Lee’s ankle was not broken but was still damaged when they left 10 days later. She found it very difficult to use the brake. Riding became painful and tiring. That time was the lowest point for their holiday. Her leg was painful and she was exhausted at the end of every day because of the pain. They were dealing constantly with third world conditions. Both of them were very tired from travelling for so long and were not enjoying themselves. They had discussed that this might happen and had agreed to go home if it became too much. But Lee said they are both resilient and stubborn people who didn’t want to give up. They are now very glad that they did keep going.
The dangerous elements of adventurous travel
Traveling near Iraq
After leaving China they traveled through the west of Iran and were only 12 kilometres from Iraq. The military presence there was very obvious, sometimes off in the distance, sometimes suddenly appearing near them. And yet they didn’t feel threatened.
Turkey refugee camps
Travelling through Turkey they were very close to refugee camps. They saw what was going on there, but fortunately they were not endangered in any way.
In Colombia they were warned about a particular road that was known as a drug highway, with a definite high level of danger. There was strong military presence on the road and again they didn’t encounter any problems.
In fact the place that they felt most unsafe was in the north of Mexico where drug running is rife and guns everywhere.

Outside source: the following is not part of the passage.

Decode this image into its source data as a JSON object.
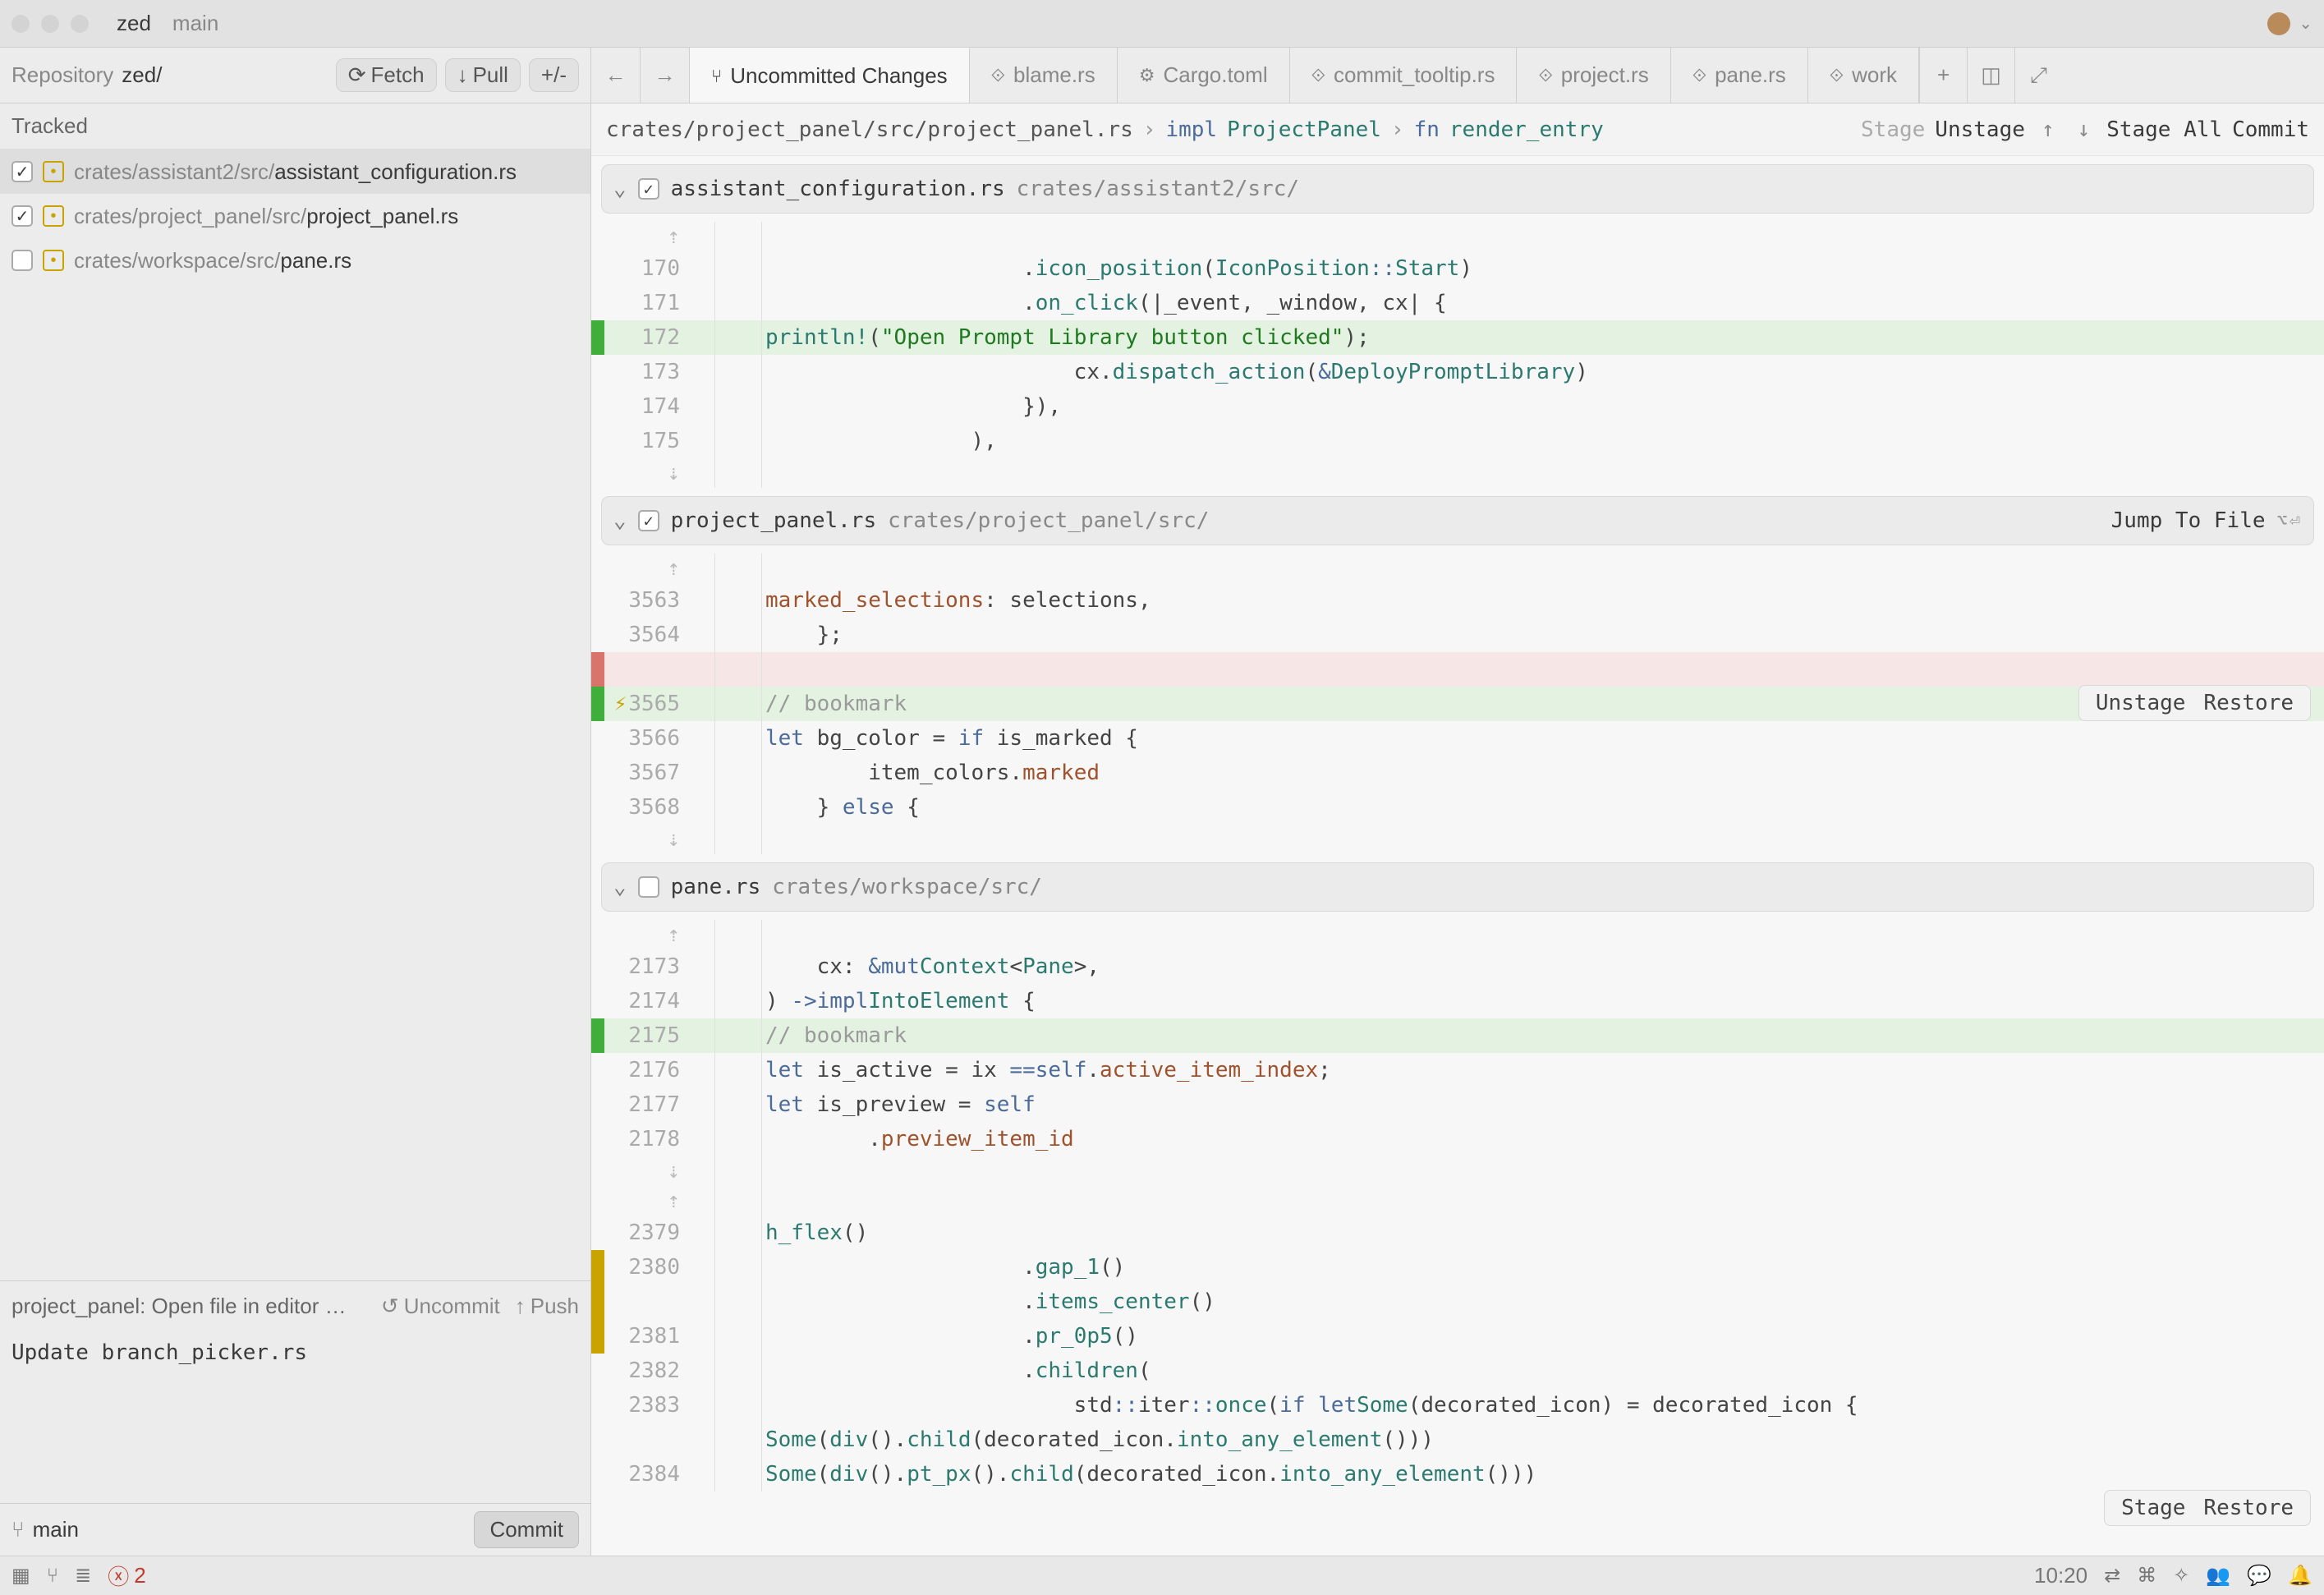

As Lee said, riding your bike behind a truck where everybody has their guns pointed out of the truck is very unnerving. They lived to tell the tale!
How many summers do you have left?
Paul was recently asked “How do you come down from that?” They both feel that you really don’t ever come down from such an adventure. It changes you forever, and you never see things quite the same way.
Now they are on a mission to jam everything into the next 10 years. They feel that between the ages of 65 and 75 you really need to make a list of what you want to do. 65 to 70 they see as being the absolute crucial period for doing the big adventures and then from 70 to 75 doing the other things that you want to do. So of course I asked what they were going to do in their retirement
Covid-19 has stopped the O’Connors planned motorcycle adventure through Italy and Greece this year, so it may be rescheduled to 2021. They’re definitely planning a month riding through Africa and are looking forward to returning to the USA again because of the outstanding motorcycle routes. Walks in Tasmania are high on their agenda, and they’ve already purchased a camper and kayaks to enhance this next part of their very active life. There’s no stopping these adventurous travellers.
Paul and Lee enjoy speaking for clubs and events, often taking their bikes along as props. Don’t hesitate to contact them if this would interest your group. You can message Lee on 0411 692 788.